Harry Browne's "Permanent Portfolio" of investing 25% in each of four asset classes is designed to incorporate four general stages or cycles we experience in the economy. Those four cycles are: prosperity, recession, inflation, and deflation. Years ago, Browne advocated investing 25% in stocks, 25% in cash, 25% in gold, and 25% in long-term treasury bonds as a way to cover each of the four economic stages.
The 25% invested in stocks takes advantage of periods of prosperity. Most portfolios over-emphasize this market stage, thereby increasing portfolio risk. The second stage, recession, is the period when the investor wants to hold cash. To protect against inflation ravaging the portfolio, Browne advocated putting 25% in gold. To buttress the portfolio against possible deflation, long-term Treasury bonds are assigned a 25% position.
The December 2012 issue of the American Association of Individual Investors Journal carried an interesting article, "The Permanent Portfolio: Using Allocation to Build and Protect Wealth." This AAII article states that over the last 40 years, the Browne allocation plan returned 9.5% compounded annually. From the AAII article, "The worst loss, a drop of 5%, occurred in 1981. In 2008's financial crisis, the portfolio was down only around 2% for the year." That is an amazing performance for such a simple yet conservative portfolio.
What investment instruments cover these asset classes? I would use VTI for stocks, TLT for long-term Treasury bonds, GTU for gold, and TIP for cash. I realize TIP is not a money market ETF, but I use it since the Quantext Portfolio Planner (see analysis below) rejects VUSXX or VMMXX in the analysis.

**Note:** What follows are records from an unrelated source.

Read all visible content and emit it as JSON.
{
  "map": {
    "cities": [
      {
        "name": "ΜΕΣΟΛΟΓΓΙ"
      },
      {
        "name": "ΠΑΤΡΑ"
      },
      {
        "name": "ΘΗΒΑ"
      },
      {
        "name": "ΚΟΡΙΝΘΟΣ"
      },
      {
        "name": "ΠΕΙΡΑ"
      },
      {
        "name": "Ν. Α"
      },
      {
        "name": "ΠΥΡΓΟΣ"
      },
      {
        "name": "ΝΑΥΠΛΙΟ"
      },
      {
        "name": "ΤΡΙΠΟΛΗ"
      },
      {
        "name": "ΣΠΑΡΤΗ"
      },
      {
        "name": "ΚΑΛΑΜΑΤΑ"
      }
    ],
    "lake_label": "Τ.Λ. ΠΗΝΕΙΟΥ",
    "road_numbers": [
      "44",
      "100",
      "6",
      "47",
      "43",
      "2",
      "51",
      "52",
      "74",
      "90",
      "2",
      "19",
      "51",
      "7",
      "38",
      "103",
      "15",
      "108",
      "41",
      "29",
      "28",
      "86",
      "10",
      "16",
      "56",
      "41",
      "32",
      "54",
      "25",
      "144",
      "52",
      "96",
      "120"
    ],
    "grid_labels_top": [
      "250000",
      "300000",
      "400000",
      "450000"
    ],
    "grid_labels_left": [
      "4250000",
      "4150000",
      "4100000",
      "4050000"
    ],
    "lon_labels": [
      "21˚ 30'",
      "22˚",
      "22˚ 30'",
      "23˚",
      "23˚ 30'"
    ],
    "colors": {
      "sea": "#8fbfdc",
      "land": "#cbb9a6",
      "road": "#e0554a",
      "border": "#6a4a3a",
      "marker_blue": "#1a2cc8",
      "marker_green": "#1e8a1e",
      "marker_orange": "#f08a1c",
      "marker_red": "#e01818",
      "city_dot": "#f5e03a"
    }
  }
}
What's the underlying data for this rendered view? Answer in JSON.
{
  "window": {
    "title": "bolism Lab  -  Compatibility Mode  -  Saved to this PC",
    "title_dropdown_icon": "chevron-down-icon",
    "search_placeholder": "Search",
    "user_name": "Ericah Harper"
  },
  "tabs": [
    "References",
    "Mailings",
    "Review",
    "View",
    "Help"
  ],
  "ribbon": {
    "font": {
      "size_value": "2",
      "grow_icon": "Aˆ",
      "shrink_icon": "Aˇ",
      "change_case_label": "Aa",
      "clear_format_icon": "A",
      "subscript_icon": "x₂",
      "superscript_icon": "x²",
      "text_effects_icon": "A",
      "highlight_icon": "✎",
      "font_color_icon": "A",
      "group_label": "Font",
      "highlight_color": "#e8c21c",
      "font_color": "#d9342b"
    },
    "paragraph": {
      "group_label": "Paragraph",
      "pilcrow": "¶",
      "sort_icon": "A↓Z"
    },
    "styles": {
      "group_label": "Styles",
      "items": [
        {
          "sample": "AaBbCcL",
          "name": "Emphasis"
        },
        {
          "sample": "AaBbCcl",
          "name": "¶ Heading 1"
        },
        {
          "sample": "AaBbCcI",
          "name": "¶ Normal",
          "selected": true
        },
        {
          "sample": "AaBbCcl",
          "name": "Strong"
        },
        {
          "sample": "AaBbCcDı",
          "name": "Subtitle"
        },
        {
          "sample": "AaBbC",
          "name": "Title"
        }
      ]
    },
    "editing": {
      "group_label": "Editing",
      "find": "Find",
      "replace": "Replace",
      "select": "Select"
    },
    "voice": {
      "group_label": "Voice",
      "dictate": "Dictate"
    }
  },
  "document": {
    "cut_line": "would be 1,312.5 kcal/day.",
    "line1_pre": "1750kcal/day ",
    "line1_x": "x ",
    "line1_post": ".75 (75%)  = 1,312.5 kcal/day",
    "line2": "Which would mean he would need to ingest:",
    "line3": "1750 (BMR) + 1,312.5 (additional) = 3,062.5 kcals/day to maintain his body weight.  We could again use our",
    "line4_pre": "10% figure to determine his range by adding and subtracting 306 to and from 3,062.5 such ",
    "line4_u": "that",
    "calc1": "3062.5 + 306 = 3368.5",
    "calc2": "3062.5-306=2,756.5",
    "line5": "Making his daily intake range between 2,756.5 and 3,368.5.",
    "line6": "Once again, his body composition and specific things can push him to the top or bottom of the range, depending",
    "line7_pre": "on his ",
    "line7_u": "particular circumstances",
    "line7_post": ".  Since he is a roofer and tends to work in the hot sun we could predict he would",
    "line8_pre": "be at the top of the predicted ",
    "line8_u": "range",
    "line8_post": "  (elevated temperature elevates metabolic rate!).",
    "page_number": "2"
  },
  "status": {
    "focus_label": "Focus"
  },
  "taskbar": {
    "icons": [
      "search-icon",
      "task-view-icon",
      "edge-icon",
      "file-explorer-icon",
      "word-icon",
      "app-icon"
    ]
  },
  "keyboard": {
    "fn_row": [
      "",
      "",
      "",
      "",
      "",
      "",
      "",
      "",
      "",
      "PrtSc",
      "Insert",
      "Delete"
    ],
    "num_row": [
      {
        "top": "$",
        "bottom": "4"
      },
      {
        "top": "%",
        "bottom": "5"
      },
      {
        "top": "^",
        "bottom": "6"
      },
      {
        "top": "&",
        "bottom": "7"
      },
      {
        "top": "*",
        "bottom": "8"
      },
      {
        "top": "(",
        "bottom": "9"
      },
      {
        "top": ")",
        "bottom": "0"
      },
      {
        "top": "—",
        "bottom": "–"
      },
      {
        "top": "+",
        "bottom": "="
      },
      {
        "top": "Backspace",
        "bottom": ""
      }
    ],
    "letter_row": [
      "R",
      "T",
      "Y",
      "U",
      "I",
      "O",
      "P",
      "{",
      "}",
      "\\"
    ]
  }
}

Browne QPP Analysis: Below is the QPP analysis for this four asset class portfolio. As background, the following analysis is based on a forecast that the S&P 500 will grow at a rate of 7.0% annually. This conservative four asset portfolio is projected to grow at 6.3% over the next six to 12 months, or slightly below the broad equities market. This low-risk portfolio is projected to have a standard deviation of only 7.6%, or well below our goal of 15% maximum.
The portfolio is sufficiently diversified as the Diversification Metric is 44%, or above our 40% goal. As expected, the Portfolio Autocorrelation is very low. This portfolio projects a Return/Risk ratio of 0.82, or well above our goal of 0.60.
Pay attention to the historical performance of these four ETFs over the last five years and compare it to the performance and risk values for the S&P 500. The five-year analysis period includes a major recession and a great bull market since the first quarter of 2009. The "Permanent Portfolio" performed about 10 times better than the S&P 500, while recognizing the S&P 500 is not an appropriate benchmark for this portfolio.
Correlation Matrix: One of the major advantages of the "Permanent Portfolio" is the low correlation between the asset classes. Instead of seeing percentages in the nineties, all the individual ETFs carry low correlations with each other. Those low correlations are modified when viewed in the context of the overall portfolio. Nevertheless, the "portfolio correlations" are still quite low, and that is the genius of the Browne "Permanent Portfolio."
Disclosure: I am long VTI, TLT, TIP. I wrote this article myself, and it expresses my own opinions. I am not receiving compensation for it (other than from Seeking Alpha). I have no business relationship with any company whose stock is mentioned in this article.